Instead of assigning homework, teachers at Gaithersburg Elementary School in Maryland are asking students to spend 30 minutes a night reading, Fox 5 reports.

After conducting a review of work students were sent home with, Principal Stephanie Brant and her staff concluded the majority of assignments were worksheets that did not relate to what students were studying in the classroom.

“It was just: we were giving students something because we felt we had to give them something,” Brant told the station.

The principal, who joined the school’s staff two years ago, procured permission from the school district to abolish homework in favor of reading time.

Most parents support the no-homework policy. Luz Gomez, whose son is a third-grader at the school, told Fox 5: "When [my son] comes home, he has relaxing time. And I think kids need that relaxing time."

The Washington Examiner reports that elsewhere, in Vienna, Va., Cunningham Park Elementary School instituted a “Homework Bill of Rights” that prevents teachers from grading homework and assigning it over weekends or holidays.

"Who are we as educators to dictate how families spend their private time?" Principal Rebecca Baenig asked in a presentation to the Fairfax County Public School Board.

According to the Examiner, South Lakes High School in Reston, Va., will implement a similar bill of rights this year that, among other things, prohibits homework from counting for more than 10 percent of a student’s grade. The policy echoes one that was rolled out last June by the Los Angeles Unified School District, the country's second largest school system.

Brant’s experiment at Gaithersburg has so far seen mixed results. The Examiner reports that the percentage of third graders passing the Maryland School Assessment reading test declined from 76 percent to 64 percent this spring.
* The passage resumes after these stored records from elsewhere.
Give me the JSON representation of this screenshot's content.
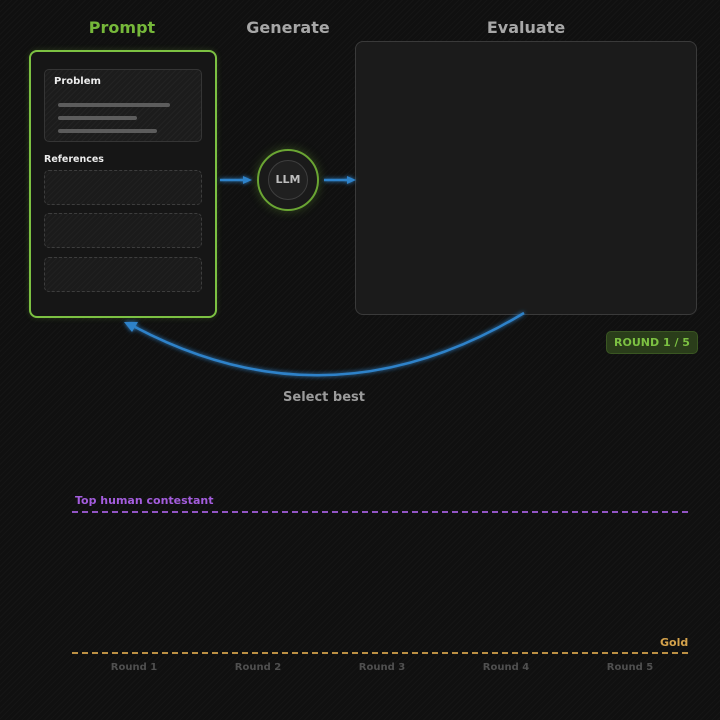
{
  "stages": {
    "prompt": "Prompt",
    "generate": "Generate",
    "evaluate": "Evaluate"
  },
  "prompt_panel": {
    "problem_title": "Problem",
    "references_title": "References"
  },
  "llm": {
    "label": "LLM"
  },
  "round_badge": "ROUND 1 / 5",
  "feedback_label": "Select best",
  "progress": {
    "top_human_label": "Top human contestant",
    "gold_label": "Gold",
    "rounds": [
      "Round 1",
      "Round 2",
      "Round 3",
      "Round 4",
      "Round 5"
    ]
  },
  "colors": {
    "prompt_accent": "#7cc142",
    "arrow_blue": "#2f82c9",
    "human_purple": "#a45ddd",
    "gold": "#d4a24b",
    "background": "#101010"
  }
}
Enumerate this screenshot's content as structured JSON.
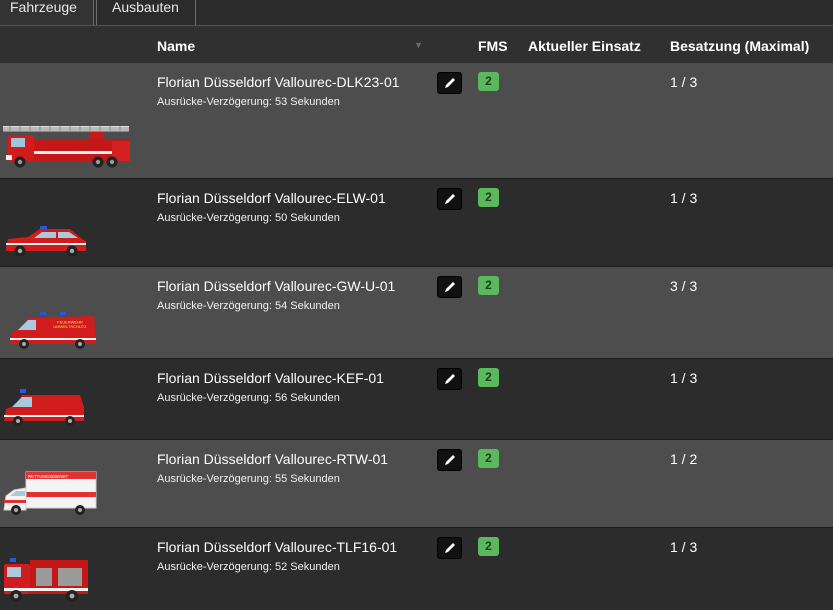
{
  "tabs": [
    {
      "label": "Fahrzeuge"
    },
    {
      "label": "Ausbauten"
    }
  ],
  "table": {
    "headers": {
      "name": "Name",
      "fms": "FMS",
      "current_mission": "Aktueller Einsatz",
      "crew": "Besatzung (Maximal)"
    },
    "rows": [
      {
        "name": "Florian Düsseldorf Vallourec-DLK23-01",
        "delay": "Ausrücke-Verzögerung: 53 Sekunden",
        "fms": "2",
        "mission": "",
        "crew": "1 / 3",
        "vehicle_icon": "turntable-ladder-truck-icon"
      },
      {
        "name": "Florian Düsseldorf Vallourec-ELW-01",
        "delay": "Ausrücke-Verzögerung: 50 Sekunden",
        "fms": "2",
        "mission": "",
        "crew": "1 / 3",
        "vehicle_icon": "command-car-icon"
      },
      {
        "name": "Florian Düsseldorf Vallourec-GW-U-01",
        "delay": "Ausrücke-Verzögerung: 54 Sekunden",
        "fms": "2",
        "mission": "",
        "crew": "3 / 3",
        "vehicle_icon": "environment-van-icon"
      },
      {
        "name": "Florian Düsseldorf Vallourec-KEF-01",
        "delay": "Ausrücke-Verzögerung: 56 Sekunden",
        "fms": "2",
        "mission": "",
        "crew": "1 / 3",
        "vehicle_icon": "small-van-icon"
      },
      {
        "name": "Florian Düsseldorf Vallourec-RTW-01",
        "delay": "Ausrücke-Verzögerung: 55 Sekunden",
        "fms": "2",
        "mission": "",
        "crew": "1 / 2",
        "vehicle_icon": "ambulance-icon"
      },
      {
        "name": "Florian Düsseldorf Vallourec-TLF16-01",
        "delay": "Ausrücke-Verzögerung: 52 Sekunden",
        "fms": "2",
        "mission": "",
        "crew": "1 / 3",
        "vehicle_icon": "tanker-truck-icon"
      }
    ]
  },
  "vehicle_graphics": {
    "ambulance_label": "RETTUNGSDIENST",
    "gwu_label_1": "FEUERWEHR",
    "gwu_label_2": "UMWELTSCHUTZ"
  },
  "colors": {
    "fms_status": "#5cb85c",
    "fire_red": "#d01c1c",
    "row_light": "#4d4d4d",
    "row_dark": "#2c2c2c"
  }
}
Meanwhile, the fourth-grade pass rate remained the same, while fifth graders scored at 84 percent proficiency, up from 81 percent the year before.

Still, the scores are impressive given 70 percent of Gaithersburg’s students come from non-English speaking households and 82 percent qualify for free or subsidized lunch, according to Fox 5.